4 Tips on Pitching Your Business in Public

Entrepreneur Quinn Conyers may not have won Elevator Pitch Competition at the Black Enterprise Entrepreneurs Summit in 2012 but as a top 10 finalist, the CEO of Purse Paparazzi  is making a thriving side business as a public speaker. Conyers hosts live workshops such as “How to Become a Power Speaker.”  And she was recently named executive director of the Baltimore Chapter of the Public Speakers Association. Using the Facebook group Speak to Society as a way to give information on public speaking, entrepreneur Quinn Conyers shares four tips on pitching your business and public speaking in general. Here they are:

Four Tips On Pitching Your Business 

 Dress the Part

People judge you first by the way you look and second by the way you speak. Be sure you as the presenter look the part. “Although I didn’t win.” says Conyers, “I received great feedback on how amazing my public speaking skills were. Before the competition, I really underestimated how powerful public speaking was, even though I was a speech communication professor at Coppin State University for four years”

Get the Attention of the Audience

Get the attention of the audience by asking a question or stating a quote before you say what your name is. According to Conyers,”I learned to take every opportunity you have to share your message with an audience or individual. You never know who in the crowd can need or use what you have to offer.”


Talk about Yourself

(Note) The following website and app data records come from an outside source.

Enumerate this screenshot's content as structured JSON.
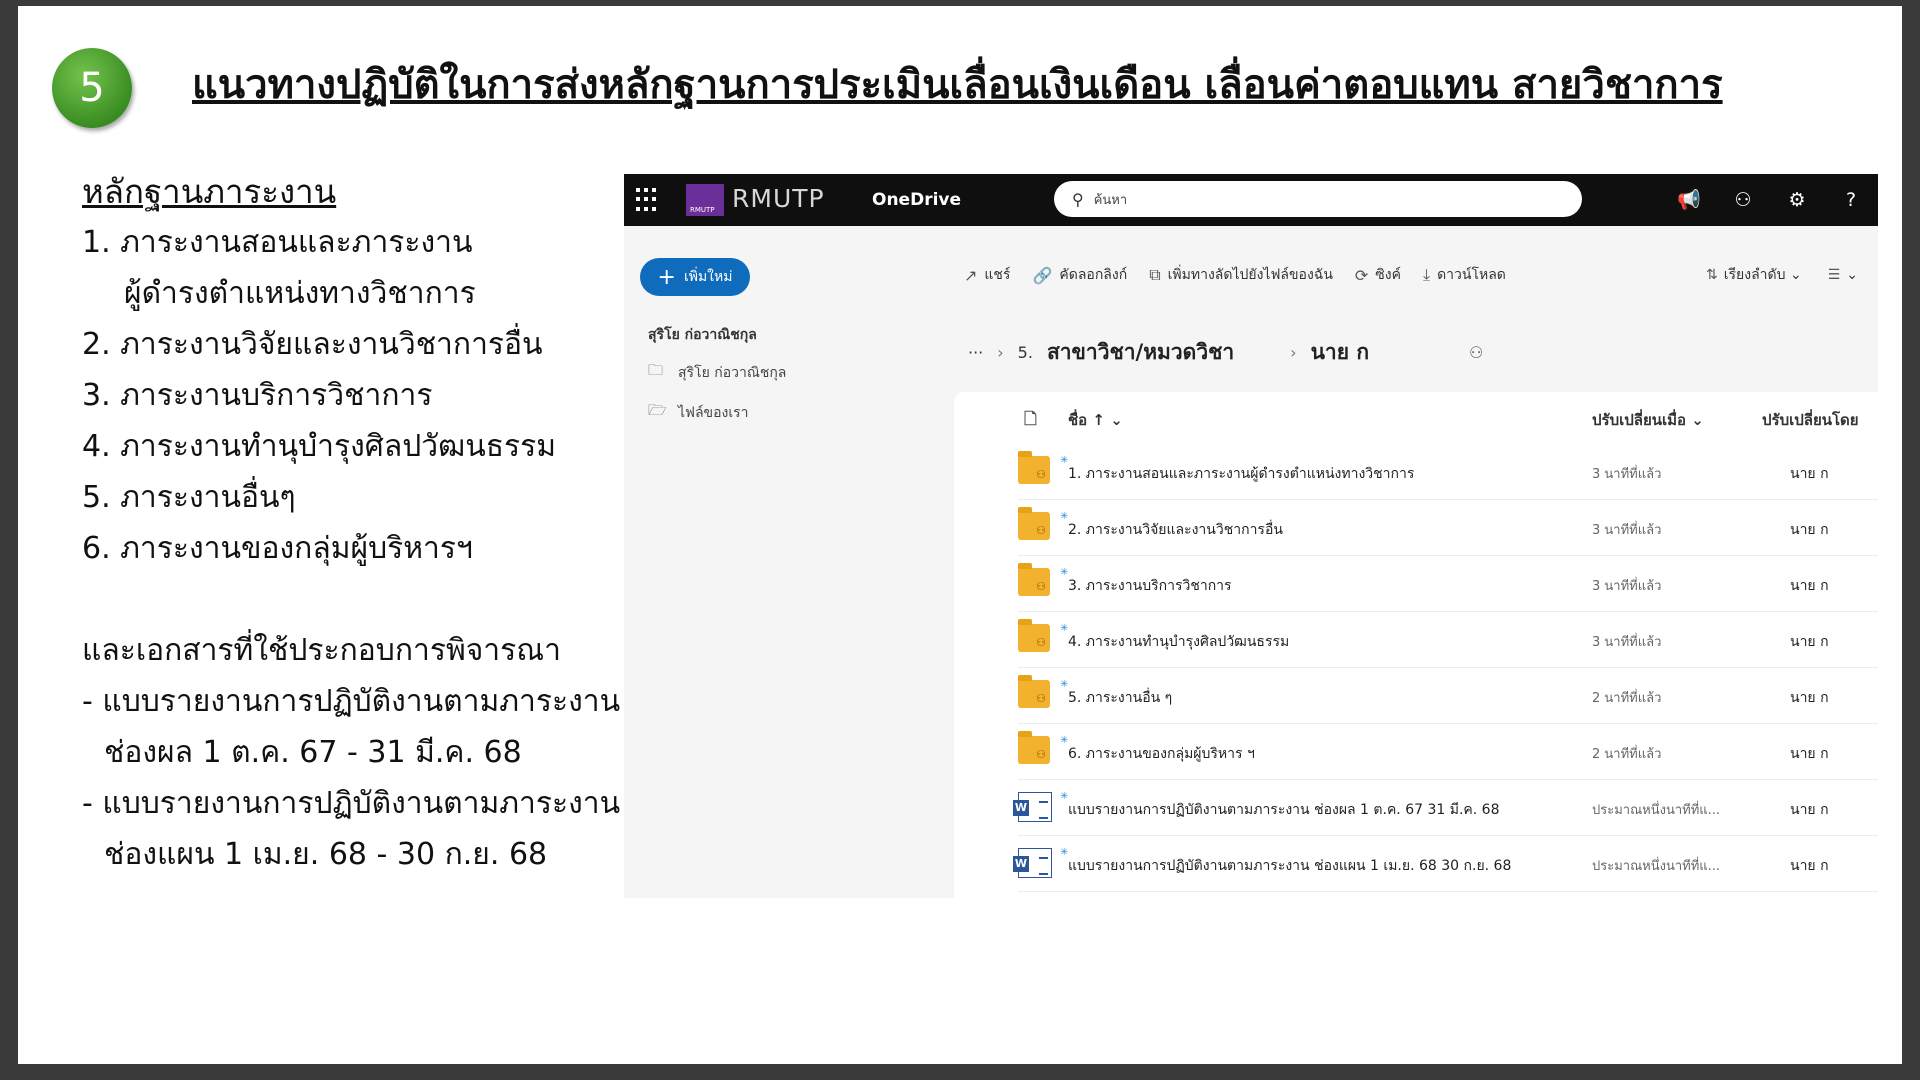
{
  "slide": {
    "number": "5",
    "title": "แนวทางปฏิบัติในการส่งหลักฐานการประเมินเลื่อนเงินเดือน เลื่อนค่าตอบแทน สายวิชาการ",
    "evidence_heading": "หลักฐานภาระงาน",
    "items": [
      "1. ภาระงานสอนและภาระงาน",
      "ผู้ดำรงตำแหน่งทางวิชาการ",
      "2. ภาระงานวิจัยและงานวิชาการอื่น",
      "3. ภาระงานบริการวิชาการ",
      "4. ภาระงานทำนุบำรุงศิลปวัฒนธรรม",
      "5. ภาระงานอื่นๆ",
      "6. ภาระงานของกลุ่มผู้บริหารฯ"
    ],
    "docs_heading": "และเอกสารที่ใช้ประกอบการพิจารณา",
    "docs": [
      "- แบบรายงานการปฏิบัติงานตามภาระงาน",
      "ช่องผล 1 ต.ค. 67 - 31 มี.ค. 68",
      "- แบบรายงานการปฏิบัติงานตามภาระงาน",
      "ช่องแผน 1 เม.ย. 68 - 30 ก.ย. 68"
    ]
  },
  "onedrive": {
    "brand": "RMUTP",
    "logo_small": "RMUTP",
    "app_name": "OneDrive",
    "search_placeholder": "ค้นหา",
    "top_icons": [
      "megaphone-icon",
      "share-people-icon",
      "gear-icon",
      "help-icon"
    ],
    "new_button": "เพิ่มใหม่",
    "commands": [
      "แชร์",
      "คัดลอกลิงก์",
      "เพิ่มทางลัดไปยังไฟล์ของฉัน",
      "ซิงค์",
      "ดาวน์โหลด"
    ],
    "sort_label": "เรียงลำดับ",
    "sidebar": {
      "user": "สุริโย ก่อวาณิชกุล",
      "items": [
        "สุริโย ก่อวาณิชกุล",
        "ไฟล์ของเรา"
      ]
    },
    "breadcrumb": {
      "ellipsis": "···",
      "prefix": "5.",
      "folder": "สาขาวิชา/หมวดวิชา",
      "current": "นาย ก"
    },
    "columns": {
      "name": "ชื่อ ↑",
      "modified": "ปรับเปลี่ยนเมื่อ",
      "modified_by": "ปรับเปลี่ยนโดย"
    },
    "files": [
      {
        "type": "folder",
        "name": "1. ภาระงานสอนและภาระงานผู้ดำรงตำแหน่งทางวิชาการ",
        "modified": "3 นาทีที่แล้ว",
        "by": "นาย ก"
      },
      {
        "type": "folder",
        "name": "2. ภาระงานวิจัยและงานวิชาการอื่น",
        "modified": "3 นาทีที่แล้ว",
        "by": "นาย ก"
      },
      {
        "type": "folder",
        "name": "3. ภาระงานบริการวิชาการ",
        "modified": "3 นาทีที่แล้ว",
        "by": "นาย ก"
      },
      {
        "type": "folder",
        "name": "4. ภาระงานทำนุบำรุงศิลปวัฒนธรรม",
        "modified": "3 นาทีที่แล้ว",
        "by": "นาย ก"
      },
      {
        "type": "folder",
        "name": "5. ภาระงานอื่น ๆ",
        "modified": "2 นาทีที่แล้ว",
        "by": "นาย ก"
      },
      {
        "type": "folder",
        "name": "6. ภาระงานของกลุ่มผู้บริหาร ฯ",
        "modified": "2 นาทีที่แล้ว",
        "by": "นาย ก"
      },
      {
        "type": "word",
        "name": "แบบรายงานการปฏิบัติงานตามภาระงาน ช่องผล 1 ต.ค. 67 31 มี.ค. 68",
        "modified": "ประมาณหนึ่งนาทีที่แ...",
        "by": "นาย ก"
      },
      {
        "type": "word",
        "name": "แบบรายงานการปฏิบัติงานตามภาระงาน ช่องแผน 1 เม.ย. 68 30 ก.ย. 68",
        "modified": "ประมาณหนึ่งนาทีที่แ...",
        "by": "นาย ก"
      }
    ]
  }
}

Practice your pitch and make sure it includes who you are, an overview of your business, why your business is unique, and how you will use the money if you win. “By making speaking a strategy to promote and publicize my business, I now average about $20k a year selling my purses while I’m still working full time. I’m also creating a brand for myself as a Public Speaking Strategist. I believe every time you speak, there should be a strategy in place to accomplish a goal. That goal can be personal or professional,” she says.

Give Your All

Finally, Conyers advises that you should be confident and own the stage for two minutes. It’s yours and you’ve made it this far. Give the pitch all you have got. Even if you don’t win, be proud you were selected as a finalist. Join the competition to expose your business to a crowd that can invest in your idea. Also it’s a great way to network with other entrepreneurs from different locations and business backgrounds. The people you meet are incredible. You could find a mentor, future business partnership, and so much more.

-Editor’s Note: This article has been updated since it’s original publish date of November 2014